Did Apple just launch the next space race?

Did Apple just launch the next space race?
The new iPhone 14 Plus is exhibited at an Apple event at their headquarters in Cupertino, California, U.S. September 7, 2022. REUTERS/Carlos Barriaa

So, if you haven’t heard, Apple just launched the new iPhone 14, and it’s a doozy. Among the phone’s many features (including a controversial island hole punch for notifications and the camera), it’s included satellite access for its new phones. If you’re excited about making phone calls from the middle of nowhere, tamp down your expectations now – this feature will be used almost exclusively for emergencies at this point.

That said, this is still a big deal. Apple approached a company called Globalstar back in 2019, and after a lot of talks, they came to a deal where Apple would use 85% of the company’s capacity for its satellite feature. There have also been reports (including a tweet by everyone’s favorite loose-lipped CEO, Elon Musk) that Apple might be partnering with Starlink down the road.

Apple isn’t the only company going for the satellite side of things, though. Chinese company Huawei recently said its new Mate 50 phones would have similar tech. And Google, which owns Android, has said it’s working on the software side so Android phones can start doing the same kind of thing.

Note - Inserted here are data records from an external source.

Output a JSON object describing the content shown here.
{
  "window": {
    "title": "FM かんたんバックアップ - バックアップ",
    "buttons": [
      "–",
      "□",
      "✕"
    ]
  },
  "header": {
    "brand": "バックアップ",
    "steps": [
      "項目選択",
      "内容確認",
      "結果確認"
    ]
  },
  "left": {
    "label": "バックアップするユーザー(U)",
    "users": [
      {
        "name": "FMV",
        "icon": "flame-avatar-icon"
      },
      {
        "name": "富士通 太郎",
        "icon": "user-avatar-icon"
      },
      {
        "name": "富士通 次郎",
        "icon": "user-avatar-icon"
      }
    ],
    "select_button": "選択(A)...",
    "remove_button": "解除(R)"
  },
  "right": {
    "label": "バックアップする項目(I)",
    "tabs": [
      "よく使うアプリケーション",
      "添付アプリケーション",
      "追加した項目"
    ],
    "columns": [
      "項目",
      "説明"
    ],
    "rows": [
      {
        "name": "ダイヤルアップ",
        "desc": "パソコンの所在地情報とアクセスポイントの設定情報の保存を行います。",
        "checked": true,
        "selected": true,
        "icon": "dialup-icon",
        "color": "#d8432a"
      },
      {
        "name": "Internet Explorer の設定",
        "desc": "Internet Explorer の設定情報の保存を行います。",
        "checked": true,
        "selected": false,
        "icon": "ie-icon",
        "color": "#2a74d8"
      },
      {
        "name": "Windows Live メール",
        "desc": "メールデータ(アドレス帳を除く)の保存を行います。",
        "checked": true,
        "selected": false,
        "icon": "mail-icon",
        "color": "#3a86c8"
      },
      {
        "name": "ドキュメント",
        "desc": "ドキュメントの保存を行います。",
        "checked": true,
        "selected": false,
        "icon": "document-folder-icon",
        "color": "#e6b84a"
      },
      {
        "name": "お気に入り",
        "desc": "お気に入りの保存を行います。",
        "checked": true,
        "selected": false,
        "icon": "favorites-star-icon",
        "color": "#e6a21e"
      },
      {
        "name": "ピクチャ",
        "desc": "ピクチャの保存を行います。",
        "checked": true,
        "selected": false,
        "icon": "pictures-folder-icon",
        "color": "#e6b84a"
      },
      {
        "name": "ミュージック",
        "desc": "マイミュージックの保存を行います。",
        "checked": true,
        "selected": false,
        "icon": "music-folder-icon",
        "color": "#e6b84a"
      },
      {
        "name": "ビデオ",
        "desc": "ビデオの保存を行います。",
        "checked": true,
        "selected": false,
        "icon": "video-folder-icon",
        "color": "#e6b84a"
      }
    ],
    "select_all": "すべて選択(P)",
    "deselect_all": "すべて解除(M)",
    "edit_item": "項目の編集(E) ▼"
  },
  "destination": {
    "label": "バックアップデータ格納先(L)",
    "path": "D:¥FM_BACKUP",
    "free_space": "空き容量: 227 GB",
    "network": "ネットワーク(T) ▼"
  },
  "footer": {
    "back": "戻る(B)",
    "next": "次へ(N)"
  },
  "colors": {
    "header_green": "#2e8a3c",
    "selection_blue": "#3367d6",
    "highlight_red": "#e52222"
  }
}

This is all great news for the Globalstars and the Starlinks of the world, which are in an industry that analysts say will grow a ton in the coming years. While now everything is based on cell towers and the signal they provide, we could be eventually looking at systems that use both cell towers and satellite signals to provide WiFi service no matter where you are in the world.

For now, though, the tech will mostly be used for natural disasters and emergencies so people can send their location and a distress notification to authorities for help. This will be huge, too – imagine what it will mean for, say, a family stranded in their home after a hurricane.

All in all, it’s pretty rad tech.